There was Rocky in the White House sitting at the piano wearing that same green sequined blazer with Jackie Kennedy sitting on his lap and the President behind them laughing. Then another of Rocky and the President sitting together on the bench playing the piano together. Then it must have been in the Rose Garden and there was Rocky in an open shirt performing on a white piano with the Kennedy's standing and laughing and applauding. Then somewhere John Kennedy was playing the piano -- apparently not to well because Rocky and Jaquelin was standing arm in arm almost bent double from laughing. There were about fifty photos in the album.

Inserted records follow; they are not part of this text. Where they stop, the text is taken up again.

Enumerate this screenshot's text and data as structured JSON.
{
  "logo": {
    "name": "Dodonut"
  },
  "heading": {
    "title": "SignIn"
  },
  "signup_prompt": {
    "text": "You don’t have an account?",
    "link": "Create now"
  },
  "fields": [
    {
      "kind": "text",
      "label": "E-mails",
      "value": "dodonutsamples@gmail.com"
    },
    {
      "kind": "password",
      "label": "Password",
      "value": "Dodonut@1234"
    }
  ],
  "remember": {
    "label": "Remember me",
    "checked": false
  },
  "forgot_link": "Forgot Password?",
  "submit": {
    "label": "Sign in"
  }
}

Rocky calmly explained that he was President Kennedy's personal pianist...a pianist for the family. It seems that the Kennedy's had seen Rocky perform somewhere with a Navy Band and ordered him transferred to the White House and had him promoted to Chief Petty Officer. Rocky said his only job was to be on call and when requested, usually on a Sunday afternoon, he would meet privately with the First Family and he would play and they would laugh and would have a warm couple of hours together.

Apparently the Navy did not like this arrangement and kept trying to order Rocky to other posts. The President blocked all of the orders and firmly let it be known that Rocky was to be left alone. After John Kennedy died, Rocky was transferred. I met him in Argentia, Newfoundland as he was approaching retirement.

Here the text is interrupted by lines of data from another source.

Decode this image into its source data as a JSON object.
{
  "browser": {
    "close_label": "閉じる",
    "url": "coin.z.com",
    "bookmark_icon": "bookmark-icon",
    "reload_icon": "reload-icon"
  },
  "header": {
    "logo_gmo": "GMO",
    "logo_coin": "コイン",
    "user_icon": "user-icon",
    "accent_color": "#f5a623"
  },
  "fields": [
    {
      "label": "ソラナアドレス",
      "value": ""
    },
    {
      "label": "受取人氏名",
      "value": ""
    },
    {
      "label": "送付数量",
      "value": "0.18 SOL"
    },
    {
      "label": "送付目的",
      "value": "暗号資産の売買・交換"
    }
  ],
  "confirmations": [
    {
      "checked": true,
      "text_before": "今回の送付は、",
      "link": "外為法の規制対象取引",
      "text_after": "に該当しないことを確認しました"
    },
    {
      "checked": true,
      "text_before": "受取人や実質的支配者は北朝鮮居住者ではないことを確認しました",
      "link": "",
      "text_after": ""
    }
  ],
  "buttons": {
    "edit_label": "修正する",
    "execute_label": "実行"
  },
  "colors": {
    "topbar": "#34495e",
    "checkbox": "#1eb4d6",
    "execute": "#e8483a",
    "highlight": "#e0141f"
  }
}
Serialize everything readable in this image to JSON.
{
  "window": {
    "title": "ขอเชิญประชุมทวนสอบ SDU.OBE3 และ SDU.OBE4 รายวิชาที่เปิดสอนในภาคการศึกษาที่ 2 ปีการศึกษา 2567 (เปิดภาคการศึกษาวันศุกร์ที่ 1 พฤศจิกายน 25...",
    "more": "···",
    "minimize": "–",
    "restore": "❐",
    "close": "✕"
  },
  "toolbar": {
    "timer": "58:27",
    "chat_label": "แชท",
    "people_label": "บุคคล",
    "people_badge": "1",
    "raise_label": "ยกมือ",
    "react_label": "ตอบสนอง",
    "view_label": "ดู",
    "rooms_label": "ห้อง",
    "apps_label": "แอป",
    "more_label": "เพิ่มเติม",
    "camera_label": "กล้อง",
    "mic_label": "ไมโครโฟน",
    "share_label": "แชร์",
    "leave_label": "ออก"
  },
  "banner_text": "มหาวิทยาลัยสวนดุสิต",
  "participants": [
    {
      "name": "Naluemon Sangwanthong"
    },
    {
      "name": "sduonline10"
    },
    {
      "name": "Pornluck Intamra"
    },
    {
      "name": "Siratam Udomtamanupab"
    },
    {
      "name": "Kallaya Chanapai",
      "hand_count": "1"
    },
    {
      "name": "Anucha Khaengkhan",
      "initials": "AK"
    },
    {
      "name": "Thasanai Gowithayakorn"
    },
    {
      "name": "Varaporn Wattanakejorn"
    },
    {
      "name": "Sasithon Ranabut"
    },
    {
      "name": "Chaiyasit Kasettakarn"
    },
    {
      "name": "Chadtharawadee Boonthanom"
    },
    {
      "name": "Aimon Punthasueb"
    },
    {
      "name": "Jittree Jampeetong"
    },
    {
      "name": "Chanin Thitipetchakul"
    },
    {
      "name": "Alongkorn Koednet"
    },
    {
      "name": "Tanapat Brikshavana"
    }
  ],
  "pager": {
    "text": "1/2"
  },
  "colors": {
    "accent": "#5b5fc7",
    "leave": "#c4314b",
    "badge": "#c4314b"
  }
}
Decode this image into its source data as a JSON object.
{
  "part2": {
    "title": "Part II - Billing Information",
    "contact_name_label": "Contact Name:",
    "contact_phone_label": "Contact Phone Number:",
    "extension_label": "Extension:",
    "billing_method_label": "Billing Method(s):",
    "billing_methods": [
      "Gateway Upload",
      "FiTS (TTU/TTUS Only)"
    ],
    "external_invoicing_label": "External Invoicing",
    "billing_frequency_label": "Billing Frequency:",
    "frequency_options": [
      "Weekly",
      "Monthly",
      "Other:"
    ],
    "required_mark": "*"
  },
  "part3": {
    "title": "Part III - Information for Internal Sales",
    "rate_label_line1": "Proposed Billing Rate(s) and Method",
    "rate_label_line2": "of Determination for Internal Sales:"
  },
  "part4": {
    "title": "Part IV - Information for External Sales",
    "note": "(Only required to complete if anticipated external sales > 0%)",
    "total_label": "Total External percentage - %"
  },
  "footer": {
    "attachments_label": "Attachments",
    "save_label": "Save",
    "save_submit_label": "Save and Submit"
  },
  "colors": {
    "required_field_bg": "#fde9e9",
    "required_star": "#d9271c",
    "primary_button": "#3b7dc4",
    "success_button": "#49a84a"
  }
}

I have spent hours searching Google for some mention, a picture, anything about Rocky and the President -- to no avail. I've spent a lot of time trying to learn of this friend of the jazz world online to no avail. How can this dumpy man with the green blazer who was such an accomplished pianist move in and out and through greatness disappear?

I have a ton of regret concerning Rocky. He told me to be sure and call him when I ever got married and he would play at my wedding. He had faded from memory and I didn't. He told me that drummers play loud and obnoxiously, but the best drummers listened and contributed with finesse. He was lonely in Newfoundland and I became his friend. I should have become his lifelong friend.

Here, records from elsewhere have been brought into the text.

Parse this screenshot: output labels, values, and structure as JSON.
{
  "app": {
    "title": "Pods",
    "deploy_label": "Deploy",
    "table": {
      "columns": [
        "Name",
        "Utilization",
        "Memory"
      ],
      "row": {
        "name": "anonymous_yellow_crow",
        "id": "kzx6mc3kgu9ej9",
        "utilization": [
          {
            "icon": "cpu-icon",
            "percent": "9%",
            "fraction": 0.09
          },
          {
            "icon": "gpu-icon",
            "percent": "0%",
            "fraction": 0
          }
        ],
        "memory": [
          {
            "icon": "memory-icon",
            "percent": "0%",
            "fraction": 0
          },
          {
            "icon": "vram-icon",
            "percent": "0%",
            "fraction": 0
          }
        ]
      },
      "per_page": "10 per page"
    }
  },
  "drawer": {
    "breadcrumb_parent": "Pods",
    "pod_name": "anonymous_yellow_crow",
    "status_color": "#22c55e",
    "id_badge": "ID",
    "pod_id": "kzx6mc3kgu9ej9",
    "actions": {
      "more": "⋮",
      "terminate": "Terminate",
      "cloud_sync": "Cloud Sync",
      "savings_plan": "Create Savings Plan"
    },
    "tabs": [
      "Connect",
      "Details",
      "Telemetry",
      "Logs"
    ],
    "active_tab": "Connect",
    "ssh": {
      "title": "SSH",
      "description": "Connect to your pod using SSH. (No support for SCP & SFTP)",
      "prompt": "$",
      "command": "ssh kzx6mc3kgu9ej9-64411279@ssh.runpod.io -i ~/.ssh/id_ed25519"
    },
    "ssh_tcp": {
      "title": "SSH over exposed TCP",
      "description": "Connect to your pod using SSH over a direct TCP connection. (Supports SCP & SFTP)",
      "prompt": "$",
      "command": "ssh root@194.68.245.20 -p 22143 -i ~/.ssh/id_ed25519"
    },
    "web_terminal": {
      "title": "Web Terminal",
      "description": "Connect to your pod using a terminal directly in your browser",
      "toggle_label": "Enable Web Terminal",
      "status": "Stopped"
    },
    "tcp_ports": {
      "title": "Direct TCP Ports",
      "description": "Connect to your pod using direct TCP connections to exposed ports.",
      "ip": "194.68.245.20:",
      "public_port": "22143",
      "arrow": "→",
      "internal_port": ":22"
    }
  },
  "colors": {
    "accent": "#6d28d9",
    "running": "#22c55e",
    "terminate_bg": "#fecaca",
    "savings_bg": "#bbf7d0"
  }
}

His name was Rocky Robatham...and I'm not even sure if that last name is spelled right. If you ever find anything about him, let me know.



    I've been searching for the last hour, and that's as close as I got. I found a Robert "Rocky" Rowbotham mentioned in that obituary...this guy is hard to find! There are a lot of people listed on under R. Rowbotham, if you are so inclined to call around. If none of them are actually him, maybe one will know something of him? You can search by age, and the location is also listed.

    Keep at it! I would love to see you find your friend. He sounds like a great guy. :)

  2. Wow. What an amazing story. I am literally at a loss for words to describe how it makes me feel. It is amazing what twists and turns a life can take, and where we might find ourselves, and with whom. Fascinating. A bit sad, yet not tragic.

    Thank you for sharing this, and so well.


  3. What a lovely, touching, story about a slice of someone'a life. So much depth hidden from view. He would be worth finding.

  4. I really REALLY loved this brilliantly told story.I'll certainly have a bash at trying to trace darling Rocky.

    You know what might help? A photo of you in uniform... Corr!


  6. It is often true that genius and talent often reside in people and places we least expect.

  7. An Angel in disguise?
    Well told.

  8. Wow!
    Not only was this a fantastic story, you told it in an amazing manner! I was glued to it..It't too bad you don't know what became of him! I hope you can find out!

  9. Isn't it funny the amazing people that touch our lives? I hope you find Rocky. It was a wonderful tale and as usual, you told it brilliantly.


  10. Hi is amazing how some people can touch our lives in ways in which we can never forget. Though you did not maintain a life long relationship with Rocky you did maintain a lifetime connection in the way you respect, admire and remember his place in your life. Though you may not physically connect with him I believe emotionally you have with the tribute to him you wrote above.

  11. Wow what a story! To be with someone that had such a place in history, weird how there are no write ups about him.

    Well now there is, thanks to you!